══ RECORDS FOR PROCESSING

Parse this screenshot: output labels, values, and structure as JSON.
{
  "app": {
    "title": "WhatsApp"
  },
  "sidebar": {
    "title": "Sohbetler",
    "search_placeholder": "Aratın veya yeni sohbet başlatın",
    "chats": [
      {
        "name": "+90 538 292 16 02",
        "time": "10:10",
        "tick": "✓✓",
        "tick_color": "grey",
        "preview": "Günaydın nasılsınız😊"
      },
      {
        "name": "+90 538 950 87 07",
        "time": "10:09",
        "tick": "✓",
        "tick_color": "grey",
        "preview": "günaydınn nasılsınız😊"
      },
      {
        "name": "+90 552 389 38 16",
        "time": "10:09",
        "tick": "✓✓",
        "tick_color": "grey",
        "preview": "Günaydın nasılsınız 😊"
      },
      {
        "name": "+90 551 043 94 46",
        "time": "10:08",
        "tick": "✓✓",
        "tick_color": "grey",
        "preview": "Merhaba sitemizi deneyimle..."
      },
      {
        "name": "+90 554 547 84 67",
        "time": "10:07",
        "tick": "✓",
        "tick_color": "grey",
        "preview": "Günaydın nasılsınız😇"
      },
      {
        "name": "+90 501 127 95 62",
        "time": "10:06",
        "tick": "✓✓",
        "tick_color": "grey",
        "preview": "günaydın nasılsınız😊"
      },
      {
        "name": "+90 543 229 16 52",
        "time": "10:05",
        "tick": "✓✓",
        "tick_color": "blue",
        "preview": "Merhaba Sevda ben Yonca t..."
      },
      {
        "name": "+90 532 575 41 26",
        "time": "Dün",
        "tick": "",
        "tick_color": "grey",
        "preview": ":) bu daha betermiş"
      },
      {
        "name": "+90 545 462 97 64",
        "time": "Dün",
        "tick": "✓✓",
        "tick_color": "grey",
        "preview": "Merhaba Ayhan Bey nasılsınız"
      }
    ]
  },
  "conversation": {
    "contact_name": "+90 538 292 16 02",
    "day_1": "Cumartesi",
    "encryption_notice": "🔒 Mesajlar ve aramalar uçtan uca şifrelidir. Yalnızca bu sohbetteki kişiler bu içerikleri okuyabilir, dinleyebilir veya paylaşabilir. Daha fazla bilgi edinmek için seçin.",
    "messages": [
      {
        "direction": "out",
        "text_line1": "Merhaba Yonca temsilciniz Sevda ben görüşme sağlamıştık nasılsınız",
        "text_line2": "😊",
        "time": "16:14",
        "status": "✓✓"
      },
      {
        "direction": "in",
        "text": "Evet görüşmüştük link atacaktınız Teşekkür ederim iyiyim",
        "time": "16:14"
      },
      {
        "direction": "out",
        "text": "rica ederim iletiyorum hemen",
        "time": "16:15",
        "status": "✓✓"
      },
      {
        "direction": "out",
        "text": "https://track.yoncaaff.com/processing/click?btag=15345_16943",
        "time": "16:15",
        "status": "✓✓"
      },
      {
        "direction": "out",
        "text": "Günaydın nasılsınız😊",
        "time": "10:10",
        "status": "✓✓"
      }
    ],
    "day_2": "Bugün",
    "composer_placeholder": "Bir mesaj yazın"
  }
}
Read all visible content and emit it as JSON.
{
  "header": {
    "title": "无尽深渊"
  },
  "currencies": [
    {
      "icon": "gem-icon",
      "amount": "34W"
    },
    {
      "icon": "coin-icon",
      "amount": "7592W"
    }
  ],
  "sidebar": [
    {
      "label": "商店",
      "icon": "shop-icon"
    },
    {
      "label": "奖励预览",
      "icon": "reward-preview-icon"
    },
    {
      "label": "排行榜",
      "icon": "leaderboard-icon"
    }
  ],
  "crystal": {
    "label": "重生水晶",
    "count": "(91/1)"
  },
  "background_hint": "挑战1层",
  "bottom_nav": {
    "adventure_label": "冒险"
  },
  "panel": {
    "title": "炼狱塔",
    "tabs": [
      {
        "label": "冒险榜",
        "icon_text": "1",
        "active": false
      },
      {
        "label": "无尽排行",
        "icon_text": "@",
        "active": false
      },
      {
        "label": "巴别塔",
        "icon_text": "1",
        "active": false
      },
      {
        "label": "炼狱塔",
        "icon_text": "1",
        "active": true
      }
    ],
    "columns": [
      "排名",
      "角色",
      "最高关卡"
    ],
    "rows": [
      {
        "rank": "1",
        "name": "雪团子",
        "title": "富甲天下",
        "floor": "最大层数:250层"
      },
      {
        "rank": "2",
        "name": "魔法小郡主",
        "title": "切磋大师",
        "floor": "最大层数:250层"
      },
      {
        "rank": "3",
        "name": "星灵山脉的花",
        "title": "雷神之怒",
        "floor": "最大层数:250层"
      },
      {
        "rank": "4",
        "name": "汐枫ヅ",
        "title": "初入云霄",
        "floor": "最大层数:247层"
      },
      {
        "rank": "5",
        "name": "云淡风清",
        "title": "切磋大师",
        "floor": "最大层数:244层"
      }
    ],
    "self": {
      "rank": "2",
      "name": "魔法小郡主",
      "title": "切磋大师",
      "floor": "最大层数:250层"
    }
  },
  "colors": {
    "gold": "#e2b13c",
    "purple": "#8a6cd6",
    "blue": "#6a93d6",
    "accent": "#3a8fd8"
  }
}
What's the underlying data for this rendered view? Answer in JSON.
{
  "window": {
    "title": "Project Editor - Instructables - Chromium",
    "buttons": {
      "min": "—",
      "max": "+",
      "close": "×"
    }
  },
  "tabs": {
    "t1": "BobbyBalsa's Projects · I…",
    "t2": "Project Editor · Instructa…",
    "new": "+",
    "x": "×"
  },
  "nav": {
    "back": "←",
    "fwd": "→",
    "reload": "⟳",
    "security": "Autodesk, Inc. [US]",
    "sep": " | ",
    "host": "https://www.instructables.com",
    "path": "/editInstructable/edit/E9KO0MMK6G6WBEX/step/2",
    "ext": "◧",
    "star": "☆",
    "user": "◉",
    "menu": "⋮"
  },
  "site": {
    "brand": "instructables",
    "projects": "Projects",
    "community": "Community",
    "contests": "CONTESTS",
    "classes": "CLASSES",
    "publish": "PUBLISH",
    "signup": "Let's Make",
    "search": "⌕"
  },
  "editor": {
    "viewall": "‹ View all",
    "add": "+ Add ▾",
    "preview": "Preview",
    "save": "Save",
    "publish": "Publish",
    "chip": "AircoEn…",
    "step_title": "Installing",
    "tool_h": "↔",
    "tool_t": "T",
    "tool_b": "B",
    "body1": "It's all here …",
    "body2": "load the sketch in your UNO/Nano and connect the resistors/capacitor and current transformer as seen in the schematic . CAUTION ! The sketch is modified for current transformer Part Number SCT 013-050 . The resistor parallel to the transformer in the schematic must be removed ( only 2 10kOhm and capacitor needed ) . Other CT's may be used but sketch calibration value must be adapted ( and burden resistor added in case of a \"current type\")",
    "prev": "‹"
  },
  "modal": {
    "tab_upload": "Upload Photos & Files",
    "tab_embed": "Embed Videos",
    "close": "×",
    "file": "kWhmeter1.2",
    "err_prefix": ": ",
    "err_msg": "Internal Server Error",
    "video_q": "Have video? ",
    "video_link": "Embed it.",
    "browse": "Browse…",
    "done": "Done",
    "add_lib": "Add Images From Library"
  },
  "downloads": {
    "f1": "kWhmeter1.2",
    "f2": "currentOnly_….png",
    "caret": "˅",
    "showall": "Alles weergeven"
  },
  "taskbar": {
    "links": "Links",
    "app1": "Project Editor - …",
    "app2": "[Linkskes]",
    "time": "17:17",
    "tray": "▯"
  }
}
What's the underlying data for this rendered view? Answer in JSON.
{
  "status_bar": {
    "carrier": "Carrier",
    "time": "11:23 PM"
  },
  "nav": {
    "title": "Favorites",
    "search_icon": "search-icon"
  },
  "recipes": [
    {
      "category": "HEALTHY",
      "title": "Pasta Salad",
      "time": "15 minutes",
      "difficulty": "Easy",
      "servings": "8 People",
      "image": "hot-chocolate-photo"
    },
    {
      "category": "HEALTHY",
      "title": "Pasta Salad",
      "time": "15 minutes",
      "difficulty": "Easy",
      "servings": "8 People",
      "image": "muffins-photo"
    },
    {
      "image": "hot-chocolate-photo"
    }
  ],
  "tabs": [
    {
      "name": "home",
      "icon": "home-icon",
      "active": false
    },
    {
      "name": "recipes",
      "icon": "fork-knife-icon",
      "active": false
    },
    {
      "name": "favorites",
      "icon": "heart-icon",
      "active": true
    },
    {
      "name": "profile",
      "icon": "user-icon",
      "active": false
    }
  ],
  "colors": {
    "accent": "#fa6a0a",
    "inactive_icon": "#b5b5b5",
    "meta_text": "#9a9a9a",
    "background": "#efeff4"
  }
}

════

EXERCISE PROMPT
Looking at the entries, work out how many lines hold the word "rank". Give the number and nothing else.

WRITTEN RESPONSE
6